A Photo Essay by Stephen Freiheit, a Danish photographer
Eight years ago, Thomas Kurek and I met Lama Jigme at a nun´s monastery in the outskirts of Kathmandu. Jigme was born and raised side-by-side with renowned Buddhist meditation master Mingyur Rinpoche in Samagaun village. Also called Sama village, Samagaun village is located in Nubri valley, which is an isolated Nepali area in the Himalayan border of Tibet. It has a population of approximately 1000 villagers from 200 households.
Shortly after meeting Jigme, we started filming and interviewing him for our upcoming documentary on four Tibetan Buddhist monasteries in Nepal (supported by the Danish Center for Culture and Development (DCCD) and Today's Youth Asia (TYA)). It will be aired on national TV channel Nepali NTV Plus. We were fascinated about his work of heading Samagaun Development Foundation, an initiative that promotes healthcare and education for his fellow villagers.

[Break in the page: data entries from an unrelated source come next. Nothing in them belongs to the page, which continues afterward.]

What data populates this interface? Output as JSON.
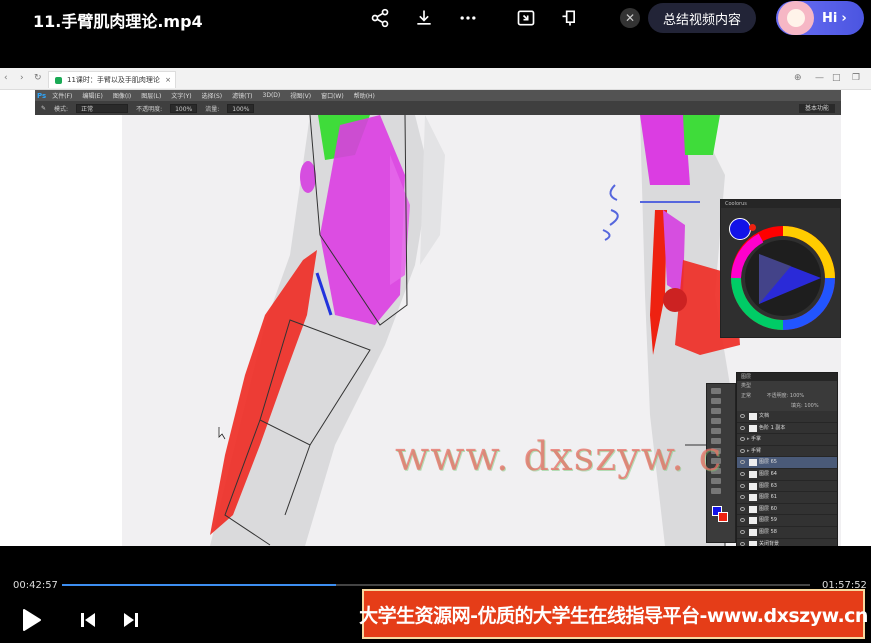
{
  "video": {
    "title": "11.手臂肌肉理论.mp4",
    "summary_button": "总结视频内容",
    "assistant_greeting": "Hi",
    "current_time": "00:42:57",
    "total_time": "01:57:52",
    "progress_fraction": 0.366
  },
  "top_icons": [
    "share-icon",
    "download-icon",
    "more-icon",
    "picture-in-picture-icon",
    "pin-window-icon",
    "close-icon",
    "chevron-right-icon"
  ],
  "browser": {
    "tab_title": "11课时：手臂以及手肌肉理论",
    "tab_close": "×"
  },
  "photoshop": {
    "logo": "Ps",
    "menu": [
      "文件(F)",
      "编辑(E)",
      "图像(I)",
      "图层(L)",
      "文字(Y)",
      "选择(S)",
      "滤镜(T)",
      "3D(D)",
      "视图(V)",
      "窗口(W)",
      "帮助(H)"
    ],
    "options": {
      "mode_label": "模式:",
      "mode_value": "正常",
      "opacity_label": "不透明度:",
      "opacity_value": "100%",
      "flow_label": "流量:",
      "flow_value": "100%",
      "workspace": "基本功能"
    },
    "color_panel_title": "Coolorus",
    "layers_panel": {
      "title": "图层",
      "kind": "类型",
      "blend": "正常",
      "opacity_label": "不透明度:",
      "opacity_value": "100%",
      "fill_label": "填充:",
      "fill_value": "100%",
      "rows": [
        {
          "name": "文档",
          "type": "layer"
        },
        {
          "name": "色阶 1 副本",
          "type": "layer"
        },
        {
          "name": "手掌",
          "type": "group"
        },
        {
          "name": "手臂",
          "type": "group"
        },
        {
          "name": "图层 65",
          "type": "layer",
          "selected": true
        },
        {
          "name": "图层 64",
          "type": "layer"
        },
        {
          "name": "图层 63",
          "type": "layer"
        },
        {
          "name": "图层 61",
          "type": "layer"
        },
        {
          "name": "图层 60",
          "type": "layer"
        },
        {
          "name": "图层 59",
          "type": "layer"
        },
        {
          "name": "图层 58",
          "type": "layer"
        },
        {
          "name": "关闭背景",
          "type": "layer"
        },
        {
          "name": "图层 1",
          "type": "layer"
        }
      ]
    },
    "watermark": "www. dxszyw. c"
  },
  "footer_banner": "大学生资源网-优质的大学生在线指导平台-www.dxszyw.cn"
}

During our first interview, Jigme told us that he has six siblings. At subsequent interviews, we asked about his mother's physical condition, having given birth to seven children. To our astonishment, Jigme informed us that his mother had actually birthed 10 children, three of which had died in childbirth, a common occurrence in Samagaun. Infant mortality is high there -- 40% of the children die before the age of five from preventable diseases. Furthermore, a large number of women die due to relatively simple (in our standards) birth complications.
Last year, Kurek and I decided to again visit Samagaun. We walked for eight days from Kathmandu through the Himalayas with Jigme and a Malaysian physician. We brought 30 kg of herbal medicine donated by a Malaysian NGO. Rumors spread quickly along the way, that a doctor formed part of our group and queues of locals who needed a consultation for themselves or their children quickly formed. It was quite overwhelming to feel the great need for medical care in the area and it became obvious that the farther we got away from Kathmandu, the greater the need. From Sama village, the nearest hospital is in Gorkha, a five-to-seven-days-walk. Since our trip, Jigme has contributed to finding funds to establish a Health Clinic in Samagaun, offering hygiene courses to help the villagers with common physical problems such as colds, arthritis, malnutrition, vitamin deficiency, lack of hygiene and bacterial infections, as well as provide assistance during childbirth.

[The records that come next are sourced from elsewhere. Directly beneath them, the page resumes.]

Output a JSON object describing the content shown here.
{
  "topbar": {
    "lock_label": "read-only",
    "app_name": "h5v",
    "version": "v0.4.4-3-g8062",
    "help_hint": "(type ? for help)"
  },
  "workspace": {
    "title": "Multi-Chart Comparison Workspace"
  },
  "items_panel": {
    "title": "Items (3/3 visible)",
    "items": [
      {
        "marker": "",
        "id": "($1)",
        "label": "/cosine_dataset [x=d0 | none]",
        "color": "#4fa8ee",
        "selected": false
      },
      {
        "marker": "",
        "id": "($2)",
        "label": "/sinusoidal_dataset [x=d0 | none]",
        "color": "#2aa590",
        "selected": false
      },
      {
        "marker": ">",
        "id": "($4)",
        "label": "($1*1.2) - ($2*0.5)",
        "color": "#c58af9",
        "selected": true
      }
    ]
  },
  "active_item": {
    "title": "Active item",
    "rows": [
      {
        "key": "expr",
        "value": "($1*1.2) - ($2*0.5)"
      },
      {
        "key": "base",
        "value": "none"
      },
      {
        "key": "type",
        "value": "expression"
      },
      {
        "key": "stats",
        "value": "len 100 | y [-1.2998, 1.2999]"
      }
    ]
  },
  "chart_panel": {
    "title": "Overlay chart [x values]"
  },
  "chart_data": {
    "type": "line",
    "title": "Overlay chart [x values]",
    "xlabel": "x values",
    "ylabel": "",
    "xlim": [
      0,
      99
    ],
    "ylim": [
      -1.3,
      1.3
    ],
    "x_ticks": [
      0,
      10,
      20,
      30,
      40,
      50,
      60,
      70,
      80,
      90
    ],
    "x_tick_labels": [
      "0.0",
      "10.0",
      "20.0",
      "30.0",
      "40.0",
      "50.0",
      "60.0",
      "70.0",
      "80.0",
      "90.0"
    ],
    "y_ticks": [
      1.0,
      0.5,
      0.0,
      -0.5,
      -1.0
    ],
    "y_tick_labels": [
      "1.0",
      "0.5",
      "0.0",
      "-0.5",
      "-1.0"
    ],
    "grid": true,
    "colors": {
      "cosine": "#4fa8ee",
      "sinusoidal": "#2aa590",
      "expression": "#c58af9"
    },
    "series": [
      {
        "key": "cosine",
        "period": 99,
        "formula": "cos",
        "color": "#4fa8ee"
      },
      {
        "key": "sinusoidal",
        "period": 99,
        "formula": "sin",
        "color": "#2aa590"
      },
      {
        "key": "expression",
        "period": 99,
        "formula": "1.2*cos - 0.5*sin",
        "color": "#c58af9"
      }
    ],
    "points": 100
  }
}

Sadly, the economy only allows the village to hire two nurses for two years, after which new funds to continue the work of the clinic must be found. Jigme's goal is to eventually help the village gain access to the Internet, which nobody in the village knows much about. Via Skype, it will be possible to set up live video consultations between villagers and a doctor in Kathmandu. However, this idea will take some time as the installation of the Internet is expensive and accessibility is difficult. On the journey to Sama village, we welcomed the fact that we didn't constantly have to deal with emails. In relation to the crucial benefits that Sama village will have by accessing the Internet, our concerns seemed very small.
During our trip, Mingyur Rinpoche's family had kindly made their house available to us and we decided to arrange for medical consultations in the morning in the courtyard. Within few days, 100 residents arrived there to meet with the doctor, who in many cases could not heal the sick villagers, but could only temporarily relieve their pain. At first sight of smoke rising from the chimney in the early hours of the morning, curious children's faces began to appear at the cracks between the doors to the courtyard.
A Village With Religious Ties
The Buddhist monastery in Samagaun is an important institution. The monastery holds meditative rituals and pujas, which are religious rituals performed by Buddhists as an offering to various deities, distinguished persons or special guests. The rituals can last for days, even weeks. During our stay, we particpated in such a ritual, meditating and chanting in the monastery. The songs sung during meditation are often many hundreds of years old and have been passed down orally through generations. It was a great honour to have the opportunity to participate and gave a unique insiht into a culture that has definitely not changed remarkably over the centuries.
The puja ended after nine days of meditation, which was traditionally marked by lama dancing and subsequent blessings and distribution of snacks and food as offerings. A large number of Samagaun villagers attended the ceremony, demostrating the strong role of religion in an old and traditional society like Samagaun. Jigme's father is head lama of the monastery and directs the pujas and the lama dancing. We had the opportunity to interview Jigme's father and his uncles. They have all lived very modest lives, closely associated with the monastery and radiate both life wisdom, as well as serenity. They are, as the older generation of Sama in general, open to improvement and innovation, and look upon Jigme's struggle for this isolated society with respect. When we got back to Kathmandu, we felt transformed and deeply inspired by the people in Sama village.
This March, we will pay another visit to Samagaun. Hopefully at that time the new Health Clinic will be nearly complete as it is expected to open in May. We will work with the village youths and gather their thoughts and ideas on what the future may bring and how the village can be developed. We will air the results during our fourth TV program on national Nepali NTV Plus.